Bloomberg: Facebook Is Looking for Employees With National Security Clearances. “Facebook Inc. is looking to hire people who have national security clearances, a move the company thinks is necessary to prevent foreign powers from manipulating future elections through its social network, according to a person familiar with the matter. Workers with such clearance can access information classified by the U.S. government. Facebook plans to use these people — and their ability to receive government information about potential threats — to search more proactively for questionable social media campaigns ahead of elections, according to the person, who asked not to be identified because the information is sensitive. A Facebook spokesman declined to comment.”
The Star: Facebook set to unveil plan to guard against fake news during Canadian election campaign. “Facebook is set to unveil a made-in-Canada measure to guard the 2019 vote from the scourge of fake news and misinformation online — while south of the border the social media heavyweight details how foreign players may have used the platform to spread discord in the 2016 presidential election. The new tool, billed as the ‘Canadian Election Integrity Initiative,’ is a response to a warning from the country’s top cybersecurity agency in June that multiple hacker groups would ‘almost certainly’ attempt to influence the next federal election.”
BetaNews: Facebook taps into teen market with acquisition of anonymous feedback app tbh. “Facebook’s desperation to appeal to the teenage market is well known, and its latest attempt to tap into it sees the social network acquiring tbh. The anonymous feedback app has proved to be a huge hit on iOS since its launch in August. An Android version is still in the pipeline.”
Advertising Age: Facebook Tests Letting Marketers Scour Posts And Comments. “The beta test, an extension of Facebook’s Audience Insights API marketing tech platform, isn’t expected to be widely available until next year, according to people familiar with the offering who spoke on condition of anonymity to discuss something Facebook hasn’t announced yet. Early ad partners, which include top agencies and media companies, are searching Facebook’s vast history of public posts to see what topics, themes, brands and products are being discussed. Users’ identities are withheld.”
The Next Web: Facebook tests LinkedIn-like resumes so you can flaunt work experience. “Taking a cue from Facebook, earlier this year LinkedIn redesigned its website to make it a bit less confusing and a tad more suitable for social interactions. But it seems Facebook too is paying attention to LinkedIn. The social media giant is currently testing a new Resume / CV feature that lets users share their work experience with their friends. The new addition expands on the standard ‘Work and education’ section, but won’t publicly display all information about your credentials.”

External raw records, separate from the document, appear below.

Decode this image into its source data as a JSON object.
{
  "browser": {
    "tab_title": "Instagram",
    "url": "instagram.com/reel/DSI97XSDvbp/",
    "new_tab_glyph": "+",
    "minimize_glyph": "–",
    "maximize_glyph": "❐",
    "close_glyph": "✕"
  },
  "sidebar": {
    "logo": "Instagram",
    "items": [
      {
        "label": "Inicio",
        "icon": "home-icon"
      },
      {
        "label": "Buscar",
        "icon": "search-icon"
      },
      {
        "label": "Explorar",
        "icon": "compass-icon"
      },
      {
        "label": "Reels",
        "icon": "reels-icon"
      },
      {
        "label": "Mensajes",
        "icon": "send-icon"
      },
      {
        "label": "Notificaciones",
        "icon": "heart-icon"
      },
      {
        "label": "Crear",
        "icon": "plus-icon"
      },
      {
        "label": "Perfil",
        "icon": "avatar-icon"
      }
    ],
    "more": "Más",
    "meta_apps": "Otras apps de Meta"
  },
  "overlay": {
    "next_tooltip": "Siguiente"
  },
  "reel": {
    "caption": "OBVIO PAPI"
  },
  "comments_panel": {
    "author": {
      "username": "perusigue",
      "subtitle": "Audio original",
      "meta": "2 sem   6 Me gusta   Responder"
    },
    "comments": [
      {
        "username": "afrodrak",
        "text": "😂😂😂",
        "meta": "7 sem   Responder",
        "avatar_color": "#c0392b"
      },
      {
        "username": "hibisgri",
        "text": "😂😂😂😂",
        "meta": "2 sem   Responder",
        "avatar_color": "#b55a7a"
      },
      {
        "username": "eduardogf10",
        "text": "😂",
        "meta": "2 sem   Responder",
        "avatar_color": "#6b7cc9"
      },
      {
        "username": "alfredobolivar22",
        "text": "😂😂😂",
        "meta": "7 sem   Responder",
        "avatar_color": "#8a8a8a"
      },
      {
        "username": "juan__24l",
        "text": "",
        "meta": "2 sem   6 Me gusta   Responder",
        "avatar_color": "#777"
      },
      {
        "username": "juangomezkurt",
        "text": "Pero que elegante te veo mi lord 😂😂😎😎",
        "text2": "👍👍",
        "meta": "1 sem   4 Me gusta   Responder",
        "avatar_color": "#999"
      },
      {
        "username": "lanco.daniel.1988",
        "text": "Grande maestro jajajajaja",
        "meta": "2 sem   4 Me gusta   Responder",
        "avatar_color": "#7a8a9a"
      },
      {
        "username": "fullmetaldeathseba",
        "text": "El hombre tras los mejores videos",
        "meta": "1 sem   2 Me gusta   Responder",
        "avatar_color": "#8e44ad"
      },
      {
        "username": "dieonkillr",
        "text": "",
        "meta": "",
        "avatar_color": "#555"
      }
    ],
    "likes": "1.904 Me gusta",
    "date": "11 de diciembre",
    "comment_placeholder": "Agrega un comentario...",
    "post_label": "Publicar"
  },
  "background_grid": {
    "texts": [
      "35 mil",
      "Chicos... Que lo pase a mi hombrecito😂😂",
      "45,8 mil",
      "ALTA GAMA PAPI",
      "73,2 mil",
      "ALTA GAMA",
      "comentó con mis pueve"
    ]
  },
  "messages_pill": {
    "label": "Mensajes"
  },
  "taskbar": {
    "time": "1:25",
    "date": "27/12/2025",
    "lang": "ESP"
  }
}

University of Washington: Using Facebook data as a real-time census. “Determining how many people live in Seattle, perhaps of a certain age, perhaps from a specific country, is the sort of question that finds its answer in the census, a massive data dump for places across the country. But just how fresh is that data? After all, the census is updated once a decade, and the U.S. Census Bureau’s smaller but more detailed American Community Survey, annually. There’s also a delay between when data are collected and when they are published. (The release of data for 2016 started gradually in September 2017.) Enter Facebook, which, with some caveats, can serve as an even more current source of information, especially about migrants. “
FEMA: FEMA Launches Hurricane Recovery Facebook Page for U.S. Virgin Islands. “The Federal Emergency Management Agency has launched the ‘FEMA U.S. Virgin Islands’ Facebook page to provide factual information and resources to hurricane survivors, their families and the general public on and off the islands. Virgin Islanders can visit http://www.facebook.com/FEMAUSVirginIslands to find information on federal response and recovery activities, location-specific updates, helpful links, and photographs and videos of the united effort to help the islands recover from hurricanes Irma and Maria.” You might be wondering why I’m denoting this as a new resource when Hurricane Irma hit the Virgin Islands in early September. FEMA did not announce this resource until Saturday, October 14. It looks like the profile picture was updated on this page on October 3, while actual posts began October 9.